“These sorts of demonstrations build an even better international reputation for UC Davis,” Evans said. “It gets us on the podum at high-level meetings around the world and spreads the word about our expertise.”
Evans’ instructional surgeries also support the UC Davis Health education mission both in spreading knowledge and in attracting surgery fellows and others who want to continue their training with UC Davis Health.
“People watch a surgery or hear me talk and they get a sense of what we do here,” Evans said. “That makes them want to come here. I’ve had the pleasure of training people from many countries and my next fellow is from St. Gallen, Switzerland. Our last fellow was from Germany and she was just recognized as the most accomplished urologic surgeon in Europe under age 40, an incredible honor.”
The complications of teaching surgery internationally
Teaching as a guest surgeon across the globe is not without its challenges. Evans usually brings supplies to the surgery site, but often he has to adapt to equipment he does not normally use – including old generation surgical robots – and to meld with the local operating room teams who will assist.
“Surgery is a team sport,” Evans said. “Some people who do this sort of thing bring their teams with them. I think part of the expereince is working with new people on the spot.”
The key, he said, is the bedside assistant surgeon, who, in essence, carefully watches over the patient while Evans guides the robotoic arms. Evans starts corresponding with the person who will be his bedside assistant far ahead of the surgery and sends a video of his surgcial technique.
“They are always very gifted surgeons,” Evans said. “They can also help with language issues.”

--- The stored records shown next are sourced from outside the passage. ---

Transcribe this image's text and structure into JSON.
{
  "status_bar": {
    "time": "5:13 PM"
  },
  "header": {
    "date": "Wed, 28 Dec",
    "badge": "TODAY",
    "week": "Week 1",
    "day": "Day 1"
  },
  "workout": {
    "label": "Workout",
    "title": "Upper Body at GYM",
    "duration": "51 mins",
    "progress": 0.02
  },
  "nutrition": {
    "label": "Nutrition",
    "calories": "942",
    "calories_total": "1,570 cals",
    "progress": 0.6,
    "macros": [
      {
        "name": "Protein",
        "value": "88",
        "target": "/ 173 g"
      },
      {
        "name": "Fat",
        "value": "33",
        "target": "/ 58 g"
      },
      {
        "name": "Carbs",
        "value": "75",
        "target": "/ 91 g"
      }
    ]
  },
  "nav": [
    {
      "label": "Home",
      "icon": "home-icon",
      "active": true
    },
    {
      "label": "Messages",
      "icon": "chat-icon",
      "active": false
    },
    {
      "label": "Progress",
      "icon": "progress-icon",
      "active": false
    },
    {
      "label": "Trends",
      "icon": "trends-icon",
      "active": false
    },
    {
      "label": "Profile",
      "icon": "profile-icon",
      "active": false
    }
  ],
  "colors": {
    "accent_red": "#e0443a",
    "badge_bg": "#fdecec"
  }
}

That’s another obvious challenge – the language barrior.
“As often as not, the scrub nurse doesn’t speak English,” Evans said. “Sometimes it works best if I get up and point. I speak fluent German, but I don’t speak Italian, Spanish or other languages at a level to communicate in the operating room.”
If necessary during some instructional surgeries, Evans’ comments are translated for the audience, which can range from a few people in the operating room to the 1,000 surgeons at the Urology Course at the Fundacio Puigvert Hospital in Barcelona in October 2018. That event was a major conference with a dash of spectacle.
During his session in Barcelona, Evans performed one of three simultaneous surgeries that were beamed to huge screens in a hotel auditorium across the city. The audience wore headphones and could switch between the surgeries while two moderators sat on a stage asking the surgeons questions.
“I wore headphones so I could answer questions while I described what I was doing,” he said. “There was a little bit of pressure when you’re operating in front of 1,000 people.”
Through all of these demonstrations, Evans said he never forgets that the first reason he is doing any surgery is to help the patient.
“We go and meet with every patient before the surgery to be sure they have confidence in us and in what’s going to happen,” he said. “They are usually very grateful. I found that cancer patients in general are grateful. They’re dealing with so much and it’s one of the really gratifying parts of my job to be able to help them, no matter where they are.”